• **INPUT DATA**:
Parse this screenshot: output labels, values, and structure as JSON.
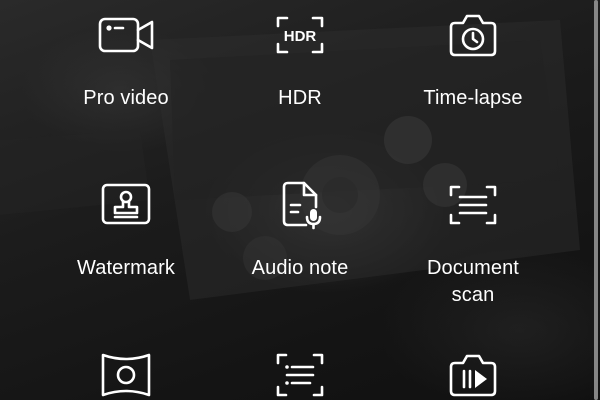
{
  "features": [
    {
      "id": "pro-video",
      "label": "Pro video",
      "icon": "video-camera-icon"
    },
    {
      "id": "hdr",
      "label": "HDR",
      "icon": "hdr-icon",
      "icon_text": "HDR"
    },
    {
      "id": "time-lapse",
      "label": "Time-lapse",
      "icon": "timelapse-camera-icon"
    },
    {
      "id": "watermark",
      "label": "Watermark",
      "icon": "stamp-icon"
    },
    {
      "id": "audio-note",
      "label": "Audio note",
      "icon": "audio-note-icon"
    },
    {
      "id": "document-scan",
      "label": "Document\nscan",
      "label_line1": "Document",
      "label_line2": "scan",
      "icon": "document-scan-icon"
    },
    {
      "id": "panorama",
      "label": "",
      "icon": "panorama-icon"
    },
    {
      "id": "super-macro",
      "label": "",
      "icon": "scan-lines-icon"
    },
    {
      "id": "slow-motion",
      "label": "",
      "icon": "camera-play-icon"
    }
  ],
  "colors": {
    "foreground": "#ffffff",
    "background": "#1a1a1a",
    "scrollbar": "#9a9a9a"
  }
}
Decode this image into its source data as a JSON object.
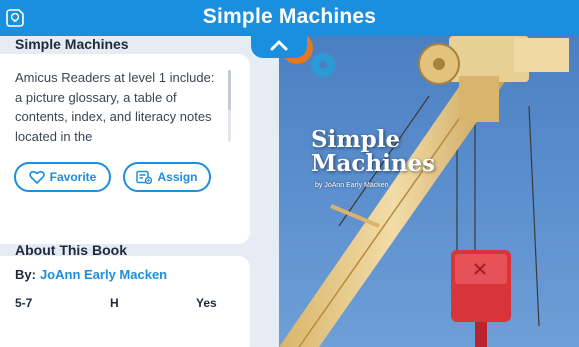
{
  "header": {
    "title": "Simple Machines",
    "app_icon": "lightbulb-badge-icon",
    "bg_color": "#1a8fe0"
  },
  "summary_card": {
    "title": "Simple Machines",
    "description": "Amicus Readers at level 1 include: a picture glossary, a table of contents, index, and literacy notes located in the",
    "favorite_label": "Favorite",
    "favorite_icon": "heart-icon",
    "assign_label": "Assign",
    "assign_icon": "assign-clipboard-icon"
  },
  "about_card": {
    "title": "About This Book",
    "by_label": "By:",
    "author": "JoAnn Early Macken",
    "meta": [
      "5-7",
      "H",
      "Yes"
    ]
  },
  "cover": {
    "title_line1": "Simple",
    "title_line2": "Machines",
    "byline": "by JoAnn Early Macken"
  },
  "colors": {
    "accent": "#1a8fe0",
    "page_bg": "#e6ecf4",
    "sky": "#4f86c9"
  }
}
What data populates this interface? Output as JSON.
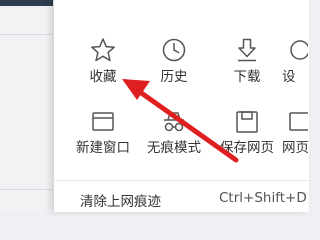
{
  "toolbar_items": [
    {
      "label": "收藏",
      "icon": "star-icon"
    },
    {
      "label": "历史",
      "icon": "clock-icon"
    },
    {
      "label": "下载",
      "icon": "download-icon"
    },
    {
      "label": "设",
      "icon": "settings-icon"
    },
    {
      "label": "新建窗口",
      "icon": "new-window-icon"
    },
    {
      "label": "无痕模式",
      "icon": "incognito-icon"
    },
    {
      "label": "保存网页",
      "icon": "save-page-icon"
    },
    {
      "label": "网页",
      "icon": "webpage-icon"
    }
  ],
  "menu": {
    "clear_history_label": "清除上网痕迹",
    "clear_history_shortcut": "Ctrl+Shift+D"
  },
  "colors": {
    "arrow": "#e02020",
    "icon_stroke": "#555555",
    "top_bar": "#2e3c4f"
  }
}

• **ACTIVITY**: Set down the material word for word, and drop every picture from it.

• **RESULT BELOW**:
Parse this screenshot: output labels, values, and structure as JSON.
{
  "features": [
    {
      "id": "pro-video",
      "label": "Pro video",
      "icon": "video-camera-icon"
    },
    {
      "id": "hdr",
      "label": "HDR",
      "icon": "hdr-icon",
      "icon_text": "HDR"
    },
    {
      "id": "time-lapse",
      "label": "Time-lapse",
      "icon": "timelapse-camera-icon"
    },
    {
      "id": "watermark",
      "label": "Watermark",
      "icon": "stamp-icon"
    },
    {
      "id": "audio-note",
      "label": "Audio note",
      "icon": "audio-note-icon"
    },
    {
      "id": "document-scan",
      "label": "Document\nscan",
      "label_line1": "Document",
      "label_line2": "scan",
      "icon": "document-scan-icon"
    },
    {
      "id": "panorama",
      "label": "",
      "icon": "panorama-icon"
    },
    {
      "id": "super-macro",
      "label": "",
      "icon": "scan-lines-icon"
    },
    {
      "id": "slow-motion",
      "label": "",
      "icon": "camera-play-icon"
    }
  ],
  "colors": {
    "foreground": "#ffffff",
    "background": "#1a1a1a",
    "scrollbar": "#9a9a9a"
  }
}
Decode this image into its source data as a JSON object.
{
  "header": {
    "title": "Simple Machines",
    "app_icon": "lightbulb-badge-icon",
    "bg_color": "#1a8fe0"
  },
  "summary_card": {
    "title": "Simple Machines",
    "description": "Amicus Readers at level 1 include: a picture glossary, a table of contents, index, and literacy notes located in the",
    "favorite_label": "Favorite",
    "favorite_icon": "heart-icon",
    "assign_label": "Assign",
    "assign_icon": "assign-clipboard-icon"
  },
  "about_card": {
    "title": "About This Book",
    "by_label": "By:",
    "author": "JoAnn Early Macken",
    "meta": [
      "5-7",
      "H",
      "Yes"
    ]
  },
  "cover": {
    "title_line1": "Simple",
    "title_line2": "Machines",
    "byline": "by JoAnn Early Macken"
  },
  "colors": {
    "accent": "#1a8fe0",
    "page_bg": "#e6ecf4",
    "sky": "#4f86c9"
  }
}
What data populates this interface? Output as JSON.
{
  "toolbar_items": [
    {
      "label": "收藏",
      "icon": "star-icon"
    },
    {
      "label": "历史",
      "icon": "clock-icon"
    },
    {
      "label": "下载",
      "icon": "download-icon"
    },
    {
      "label": "设",
      "icon": "settings-icon"
    },
    {
      "label": "新建窗口",
      "icon": "new-window-icon"
    },
    {
      "label": "无痕模式",
      "icon": "incognito-icon"
    },
    {
      "label": "保存网页",
      "icon": "save-page-icon"
    },
    {
      "label": "网页",
      "icon": "webpage-icon"
    }
  ],
  "menu": {
    "clear_history_label": "清除上网痕迹",
    "clear_history_shortcut": "Ctrl+Shift+D"
  },
  "colors": {
    "arrow": "#e02020",
    "icon_stroke": "#555555",
    "top_bar": "#2e3c4f"
  }
}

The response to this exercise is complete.